(To the best of my knowledge.)
Waivers are one of baseball's etherial qualities, like the Winter Meetings, service time, Super 2's and Joe Morgan. It seems like no matter how close you get to understanding them, there's some detail that gets missed and, once you find that one detail, makes you go back to square one.
Or maybe that's just me.
At any rate, the Twins put a waiver claim on Oakland southpaw Alan Embree. Embree's been around the block a few times, and at 38 has both the advantage of experience and the disadvantage of being at or near the end of his career. For Minnesota, in spite of his sub-par season, that experience has a lot of value; particularly in those situations where the team really just needs someone to go out and throw, knowing they understand the situation, as opposed to warming up Brian Bass and hoping the hitters get theselves out.
Tim Dierkes speculates that the Athletics wanted more than salary relief for Embree, which is why they pulled him back, but La Velle says "...it's unknown as of right now if the Twins and A's talked." One thing we do know about waivers is that teams will put players out there, even if they have no interest of even listening to potentially interested clubs. One thing that seems to be debatable is whether a player can be traded once he's been placed onto waivers, and subsequently pulled off. Some say the player can't be traded, but Paul DePodesta insists they can. DePodesta, on his blog, says that once a player has been pulled off of waivers he can be placed on them again, but instead of being revocable waivers they become irrevocable waivers. Which basically means you don't put anyone back out a second time unless you decide you really do want them gone, and you don't care to whom or why.
So for now, it looks like the Embree situation wraps up in one of three ways. One: The A's had no interest in trading the left-hander and were merely gauging interest. Two: The A's were trying to get Embree to clear waivers so they could work out a trade, but not to the Twins. Three: Somewhere along the line the Twins and Oakland had conversations for Embree, but no middle ground could be reached.

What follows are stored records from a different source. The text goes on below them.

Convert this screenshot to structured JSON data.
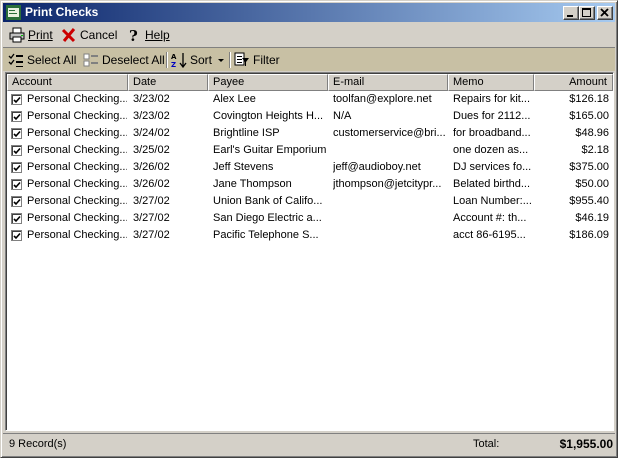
{
  "window": {
    "title": "Print Checks"
  },
  "menubar": {
    "print_label": "Print",
    "cancel_label": "Cancel",
    "help_label": "Help"
  },
  "toolbar": {
    "select_all_label": "Select All",
    "deselect_all_label": "Deselect All",
    "sort_label": "Sort",
    "filter_label": "Filter"
  },
  "table": {
    "columns": [
      "Account",
      "Date",
      "Payee",
      "E-mail",
      "Memo",
      "Amount"
    ],
    "rows": [
      {
        "checked": true,
        "account": "Personal Checking...",
        "date": "3/23/02",
        "payee": "Alex Lee",
        "email": "toolfan@explore.net",
        "memo": "Repairs for kit...",
        "amount": "$126.18"
      },
      {
        "checked": true,
        "account": "Personal Checking...",
        "date": "3/23/02",
        "payee": "Covington Heights H...",
        "email": "N/A",
        "memo": "Dues for 2112...",
        "amount": "$165.00"
      },
      {
        "checked": true,
        "account": "Personal Checking...",
        "date": "3/24/02",
        "payee": "Brightline ISP",
        "email": "customerservice@bri...",
        "memo": "for broadband...",
        "amount": "$48.96"
      },
      {
        "checked": true,
        "account": "Personal Checking...",
        "date": "3/25/02",
        "payee": "Earl's Guitar Emporium",
        "email": "",
        "memo": "one dozen as...",
        "amount": "$2.18"
      },
      {
        "checked": true,
        "account": "Personal Checking...",
        "date": "3/26/02",
        "payee": "Jeff Stevens",
        "email": "jeff@audioboy.net",
        "memo": "DJ services fo...",
        "amount": "$375.00"
      },
      {
        "checked": true,
        "account": "Personal Checking...",
        "date": "3/26/02",
        "payee": "Jane Thompson",
        "email": "jthompson@jetcitypr...",
        "memo": "Belated birthd...",
        "amount": "$50.00"
      },
      {
        "checked": true,
        "account": "Personal Checking...",
        "date": "3/27/02",
        "payee": "Union Bank of Califo...",
        "email": "",
        "memo": "Loan Number:...",
        "amount": "$955.40"
      },
      {
        "checked": true,
        "account": "Personal Checking...",
        "date": "3/27/02",
        "payee": "San Diego Electric a...",
        "email": "",
        "memo": "Account #: th...",
        "amount": "$46.19"
      },
      {
        "checked": true,
        "account": "Personal Checking...",
        "date": "3/27/02",
        "payee": "Pacific Telephone S...",
        "email": "",
        "memo": "acct 86-6195...",
        "amount": "$186.09"
      }
    ]
  },
  "status": {
    "record_count": "9 Record(s)",
    "total_label": "Total:",
    "total_value": "$1,955.00"
  },
  "icons": {
    "app": "print-checks-app-icon",
    "print": "printer-icon",
    "cancel": "red-x-icon",
    "help": "question-mark-icon",
    "select_all": "select-all-icon",
    "deselect_all": "deselect-all-icon",
    "sort": "sort-az-icon",
    "filter": "filter-icon"
  },
  "colors": {
    "titlebar_start": "#0a246a",
    "titlebar_end": "#a6caf0",
    "toolbar_bg": "#c8c0a4",
    "cancel_red": "#cc0000"
  }
}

Really, this is a pretty anticlimactic post regarding the failed waiver claim, because we're no closer to understanding 100% for sure what actually did happen. But at least we know what could have happened. And really, when it comes to personnel decisions most of the time, that's as close as we ever get.
|2008 - Alan Embree||1-4||51||0||0||0||0||4||43.1||46||26||26||6||19||37||5.40||1.50|